recommended reading

DHS and academic researchers build a better shoe bomb . . . detector

A  Homeland Security screener looks at an X-ray scan of a suitcase of a train passenger in 2006.

A Homeland Security screener looks at an X-ray scan of a suitcase of a train passenger in 2006. // Mike Derer/AP file photo

The Homeland Security Department has funded a $1.1 million project at Northeastern University to advance the technique of using medical CT scans for bomb detection.

The research will be aimed at modifying computer tomography systems to automatically recognize explosives and items that can be used for detonation, according to federal business databases.

The award is part of a five-year agreement with the Boston-based school to develop a means of detecting and responding to bomb threats. In 2010, DHS forged partnerships with Northeastern and about 10 other institutions in areas such as border security and animal diseases contagious to humans, department officials stated at the time. Homeland Security annually assigns individual research orders to the participating schools, valued at up to $5 million total, per university.

Under this new grant, Northeastern’s roughly $3 million-a-year Awareness and Location of Explosives-Related Threats, or ALERT, program is designing sensor enhancements for CT detection systems.

The ALERT agreement also involves prototyping next-generation baggage screening and “suspicious passenger identification” tools, DHS officials said this week. Researchers are expected to execute the new project and the other potential experiments by devising algorithms for detecting triggers intended to set off improvised explosive devices, as well as mathematical formulas for improving baggage screening and for determining the best way to soften the effects of blasts.
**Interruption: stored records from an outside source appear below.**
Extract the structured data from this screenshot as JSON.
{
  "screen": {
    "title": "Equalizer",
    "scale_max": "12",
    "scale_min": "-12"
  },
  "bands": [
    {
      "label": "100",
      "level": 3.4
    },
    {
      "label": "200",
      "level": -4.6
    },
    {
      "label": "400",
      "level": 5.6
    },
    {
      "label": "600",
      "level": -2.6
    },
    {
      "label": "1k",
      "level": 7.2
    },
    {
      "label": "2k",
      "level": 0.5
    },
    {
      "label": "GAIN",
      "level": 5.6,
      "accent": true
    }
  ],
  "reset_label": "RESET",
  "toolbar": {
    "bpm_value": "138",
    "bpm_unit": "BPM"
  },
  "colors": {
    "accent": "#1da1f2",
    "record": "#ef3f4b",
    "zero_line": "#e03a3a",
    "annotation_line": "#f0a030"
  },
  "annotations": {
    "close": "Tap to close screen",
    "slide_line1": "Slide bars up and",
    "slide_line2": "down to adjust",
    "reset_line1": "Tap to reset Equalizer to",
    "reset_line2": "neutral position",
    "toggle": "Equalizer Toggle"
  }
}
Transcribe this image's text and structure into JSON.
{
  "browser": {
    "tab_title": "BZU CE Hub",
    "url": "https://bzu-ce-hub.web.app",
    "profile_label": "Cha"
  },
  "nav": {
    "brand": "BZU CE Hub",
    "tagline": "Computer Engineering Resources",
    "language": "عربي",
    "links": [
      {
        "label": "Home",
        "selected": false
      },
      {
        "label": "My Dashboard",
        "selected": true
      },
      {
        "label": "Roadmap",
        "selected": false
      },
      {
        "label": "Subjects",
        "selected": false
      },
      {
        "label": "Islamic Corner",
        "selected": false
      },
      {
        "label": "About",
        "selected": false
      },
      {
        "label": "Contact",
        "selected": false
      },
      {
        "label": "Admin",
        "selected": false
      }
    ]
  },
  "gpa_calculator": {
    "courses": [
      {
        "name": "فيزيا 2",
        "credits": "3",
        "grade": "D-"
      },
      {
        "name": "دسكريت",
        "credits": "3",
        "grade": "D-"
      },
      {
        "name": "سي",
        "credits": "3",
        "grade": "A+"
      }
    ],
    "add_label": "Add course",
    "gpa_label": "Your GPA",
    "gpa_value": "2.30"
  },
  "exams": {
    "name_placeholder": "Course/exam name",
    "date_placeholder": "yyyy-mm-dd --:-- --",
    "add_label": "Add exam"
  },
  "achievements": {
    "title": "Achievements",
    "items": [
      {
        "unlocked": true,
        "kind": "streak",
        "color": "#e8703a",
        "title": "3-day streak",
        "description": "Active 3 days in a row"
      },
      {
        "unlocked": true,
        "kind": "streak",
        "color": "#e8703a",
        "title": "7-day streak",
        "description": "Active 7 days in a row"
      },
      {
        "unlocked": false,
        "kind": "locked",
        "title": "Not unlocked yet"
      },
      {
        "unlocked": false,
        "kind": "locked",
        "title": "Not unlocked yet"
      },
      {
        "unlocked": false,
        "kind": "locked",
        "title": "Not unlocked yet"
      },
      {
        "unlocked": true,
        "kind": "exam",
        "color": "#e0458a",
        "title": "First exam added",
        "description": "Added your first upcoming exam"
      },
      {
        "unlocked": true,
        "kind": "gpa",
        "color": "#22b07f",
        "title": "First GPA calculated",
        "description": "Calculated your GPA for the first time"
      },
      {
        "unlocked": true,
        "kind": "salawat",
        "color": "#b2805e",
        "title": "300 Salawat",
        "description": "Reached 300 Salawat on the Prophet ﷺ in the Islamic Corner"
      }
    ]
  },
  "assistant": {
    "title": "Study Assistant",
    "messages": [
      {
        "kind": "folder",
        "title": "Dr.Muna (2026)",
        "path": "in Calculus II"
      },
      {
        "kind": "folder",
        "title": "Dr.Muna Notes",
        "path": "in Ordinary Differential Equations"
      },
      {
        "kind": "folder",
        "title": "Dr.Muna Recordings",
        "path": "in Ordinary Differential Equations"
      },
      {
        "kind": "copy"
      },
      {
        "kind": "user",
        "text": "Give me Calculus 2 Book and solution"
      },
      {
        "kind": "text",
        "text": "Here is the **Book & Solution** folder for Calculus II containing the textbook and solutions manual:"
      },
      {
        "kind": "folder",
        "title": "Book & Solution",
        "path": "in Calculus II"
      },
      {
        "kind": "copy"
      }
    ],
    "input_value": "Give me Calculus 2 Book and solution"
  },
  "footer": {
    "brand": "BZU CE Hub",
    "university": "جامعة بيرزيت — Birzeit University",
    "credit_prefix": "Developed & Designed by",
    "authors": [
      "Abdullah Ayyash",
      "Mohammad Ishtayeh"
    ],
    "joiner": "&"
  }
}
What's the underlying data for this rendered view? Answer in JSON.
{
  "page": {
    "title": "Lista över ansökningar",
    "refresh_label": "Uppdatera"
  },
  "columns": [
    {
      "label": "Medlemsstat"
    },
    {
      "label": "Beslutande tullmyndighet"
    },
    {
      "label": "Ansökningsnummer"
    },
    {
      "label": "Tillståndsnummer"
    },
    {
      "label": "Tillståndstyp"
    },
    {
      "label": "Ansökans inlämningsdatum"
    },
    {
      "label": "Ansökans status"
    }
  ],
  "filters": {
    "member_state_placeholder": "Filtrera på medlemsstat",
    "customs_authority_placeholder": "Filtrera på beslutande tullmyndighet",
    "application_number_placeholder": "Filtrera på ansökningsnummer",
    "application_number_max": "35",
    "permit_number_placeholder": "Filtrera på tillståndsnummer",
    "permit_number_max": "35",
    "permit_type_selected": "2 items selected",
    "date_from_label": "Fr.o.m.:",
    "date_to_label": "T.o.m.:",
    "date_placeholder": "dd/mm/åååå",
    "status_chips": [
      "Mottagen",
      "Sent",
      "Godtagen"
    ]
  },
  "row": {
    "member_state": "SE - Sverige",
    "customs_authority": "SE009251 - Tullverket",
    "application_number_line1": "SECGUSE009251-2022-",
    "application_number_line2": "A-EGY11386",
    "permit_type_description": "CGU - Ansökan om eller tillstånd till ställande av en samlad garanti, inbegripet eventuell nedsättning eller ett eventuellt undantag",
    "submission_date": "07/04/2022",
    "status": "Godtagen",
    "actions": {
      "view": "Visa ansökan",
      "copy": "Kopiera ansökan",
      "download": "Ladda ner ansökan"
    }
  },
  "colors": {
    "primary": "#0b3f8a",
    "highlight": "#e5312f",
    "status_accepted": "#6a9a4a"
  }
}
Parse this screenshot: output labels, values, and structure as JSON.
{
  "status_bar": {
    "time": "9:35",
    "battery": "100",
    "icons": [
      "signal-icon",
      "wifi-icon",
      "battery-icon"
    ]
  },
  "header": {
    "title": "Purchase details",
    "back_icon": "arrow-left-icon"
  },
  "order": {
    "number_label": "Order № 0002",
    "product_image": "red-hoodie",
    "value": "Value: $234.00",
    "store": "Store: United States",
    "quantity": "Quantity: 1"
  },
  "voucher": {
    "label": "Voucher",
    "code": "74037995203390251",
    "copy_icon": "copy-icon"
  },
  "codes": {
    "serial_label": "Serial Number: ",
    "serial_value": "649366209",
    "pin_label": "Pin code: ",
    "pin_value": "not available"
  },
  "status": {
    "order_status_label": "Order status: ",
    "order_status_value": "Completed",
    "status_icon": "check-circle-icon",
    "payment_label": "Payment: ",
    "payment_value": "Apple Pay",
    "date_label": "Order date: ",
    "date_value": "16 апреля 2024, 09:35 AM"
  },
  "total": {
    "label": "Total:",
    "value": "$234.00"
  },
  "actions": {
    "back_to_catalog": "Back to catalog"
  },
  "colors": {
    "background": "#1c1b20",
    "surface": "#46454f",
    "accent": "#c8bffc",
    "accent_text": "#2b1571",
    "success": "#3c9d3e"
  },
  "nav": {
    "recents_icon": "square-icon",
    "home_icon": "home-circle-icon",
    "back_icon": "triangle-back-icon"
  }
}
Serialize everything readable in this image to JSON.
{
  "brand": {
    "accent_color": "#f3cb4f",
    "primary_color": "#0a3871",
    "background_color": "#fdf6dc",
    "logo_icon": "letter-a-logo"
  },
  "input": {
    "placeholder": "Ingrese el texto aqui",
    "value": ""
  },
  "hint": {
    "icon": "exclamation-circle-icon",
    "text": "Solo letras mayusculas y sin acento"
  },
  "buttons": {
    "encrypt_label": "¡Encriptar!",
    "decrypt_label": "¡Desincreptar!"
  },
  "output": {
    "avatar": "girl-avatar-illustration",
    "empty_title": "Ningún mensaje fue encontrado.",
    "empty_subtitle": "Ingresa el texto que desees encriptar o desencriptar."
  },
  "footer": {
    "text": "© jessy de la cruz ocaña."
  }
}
According to the 2010 partnership announcement, to help reduce the blow from explosions, students and faculty will conduct fundamental research in three specific areas: the classification of explosives as commercial, military or homemade through analyzing crystal structures and reactivity; the detection of traces of explosives for eventually building sensors with more precise sensitivity and greater flexibility; and the understanding of construction materials to fortify bridges, tunnels, dams and other critical infrastructure against blasts.

Other “centers of excellence” involved in the 2010 five-year agreements include Texas A&M University, which is leading research into the prevention of diseases spread by animals like bird flu; and the University of Arizona, which is expanding the body of scientific knowledge on border security. The University of North Carolina at Chapel Hill is developing procedures to contain economic fallout and human casualties following natural disasters.

During the past several weeks, federal agencies and contractors have announced more than $840 million worth of bomb detection investments. On Sept. 26, officials at L-3 Communications said they won a potential $549.6 million contract from the Transportation Security Administration, part of Homeland Security, to supply explosives detection machines for bag screening. Throughout several days in September, TSA disclosed purchases of compact, next-generation body scanners from L-3, American Science and Engineering Inc. and Smiths Detection totaling $245 million. Earlier in September, DHS signed A-T Solutions to a five-year, $46 million deal aimed at countering homegrown bombers, company officials said.

Threatwatch Alert

Thousands of cyber attacks occur each day

See the latest threats

JOIN THE DISCUSSION

Close [ x ] More from Nextgov
 
 

Thank you for subscribing to newsletters from Nextgov.com.
We think these reports might interest you:

  • Modernizing IT for Mission Success

    Surveying Federal and Defense Leaders on Priorities and Challenges at the Tactical Edge

    Download
  • Communicating Innovation in Federal Government

    Federal Government spending on ‘obsolete technology’ continues to increase. Supporting the twin pillars of improved digital service delivery for citizens on the one hand, and the increasingly optimized and flexible working practices for federal employees on the other, are neither easy nor inexpensive tasks. This whitepaper explores how federal agencies can leverage the value of existing agency technology assets while offering IT leaders the ability to implement the kind of employee productivity, citizen service improvements and security demanded by federal oversight.

    Download
  • Effective Ransomware Response

    This whitepaper provides an overview and understanding of ransomware and how to successfully combat it.

    Download
  • Forecasting Cloud's Future

    Conversations with Federal, State, and Local Technology Leaders on Cloud-Driven Digital Transformation

    Download
  • IT Transformation Trends: Flash Storage as a Strategic IT Asset

    MIT Technology Review: Flash Storage As a Strategic IT Asset For the first time in decades, IT leaders now consider all-flash storage as a strategic IT asset. IT has become a new operating model that enables self-service with high performance, density and resiliency. It also offers the self-service agility of the public cloud combined with the security, performance, and cost-effectiveness of a private cloud. Download this MIT Technology Review paper to learn more about how all-flash storage is transforming the data center.

    Download

When you download a report, your information may be shared with the underwriters of that document.